WHAT THIS TASK INVOLVES → Pull each line holding "tabs" out of the entries below.

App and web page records
● ● ● ● ●
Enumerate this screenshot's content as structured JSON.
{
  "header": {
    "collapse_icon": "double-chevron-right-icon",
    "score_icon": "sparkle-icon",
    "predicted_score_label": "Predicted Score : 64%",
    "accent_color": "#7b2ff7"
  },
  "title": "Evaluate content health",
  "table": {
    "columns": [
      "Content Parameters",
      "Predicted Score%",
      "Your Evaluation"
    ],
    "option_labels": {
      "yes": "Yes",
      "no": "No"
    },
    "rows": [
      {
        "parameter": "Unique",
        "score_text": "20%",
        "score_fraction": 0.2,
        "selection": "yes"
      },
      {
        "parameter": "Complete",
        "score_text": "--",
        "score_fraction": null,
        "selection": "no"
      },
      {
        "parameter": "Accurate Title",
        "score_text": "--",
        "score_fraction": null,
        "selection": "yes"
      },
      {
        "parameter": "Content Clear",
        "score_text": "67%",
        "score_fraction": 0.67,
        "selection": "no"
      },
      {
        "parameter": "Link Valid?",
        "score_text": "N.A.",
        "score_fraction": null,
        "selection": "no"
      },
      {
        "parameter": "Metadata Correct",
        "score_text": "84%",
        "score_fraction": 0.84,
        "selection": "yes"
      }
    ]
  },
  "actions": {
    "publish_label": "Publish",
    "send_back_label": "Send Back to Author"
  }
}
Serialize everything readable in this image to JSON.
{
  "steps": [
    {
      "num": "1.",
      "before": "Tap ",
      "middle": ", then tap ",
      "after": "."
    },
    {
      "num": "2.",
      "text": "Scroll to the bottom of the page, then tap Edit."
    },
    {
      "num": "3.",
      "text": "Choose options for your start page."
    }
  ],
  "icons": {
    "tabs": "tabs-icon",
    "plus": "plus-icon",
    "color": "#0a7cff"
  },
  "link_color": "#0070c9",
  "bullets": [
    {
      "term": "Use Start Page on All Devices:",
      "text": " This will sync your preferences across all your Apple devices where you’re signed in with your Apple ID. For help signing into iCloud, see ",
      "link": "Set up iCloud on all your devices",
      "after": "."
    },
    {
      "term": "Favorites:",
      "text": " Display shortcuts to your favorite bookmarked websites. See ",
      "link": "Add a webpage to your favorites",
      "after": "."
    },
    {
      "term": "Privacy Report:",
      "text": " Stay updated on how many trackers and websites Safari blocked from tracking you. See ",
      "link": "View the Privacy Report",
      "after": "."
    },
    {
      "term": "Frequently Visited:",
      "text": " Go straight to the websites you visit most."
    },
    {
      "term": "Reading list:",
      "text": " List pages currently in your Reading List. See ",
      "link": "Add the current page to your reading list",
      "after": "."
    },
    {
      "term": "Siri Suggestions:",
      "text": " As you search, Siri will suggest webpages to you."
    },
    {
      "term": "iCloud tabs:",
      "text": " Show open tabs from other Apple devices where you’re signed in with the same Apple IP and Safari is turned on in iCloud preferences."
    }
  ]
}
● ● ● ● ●
TASK RESULT →
    "tabs": "tabs-icon",
      "term": "iCloud tabs:",
      "text": " Show open tabs from other Apple devices where you’re signed in with the same Apple IP and Safari is turned on in iCloud preferences."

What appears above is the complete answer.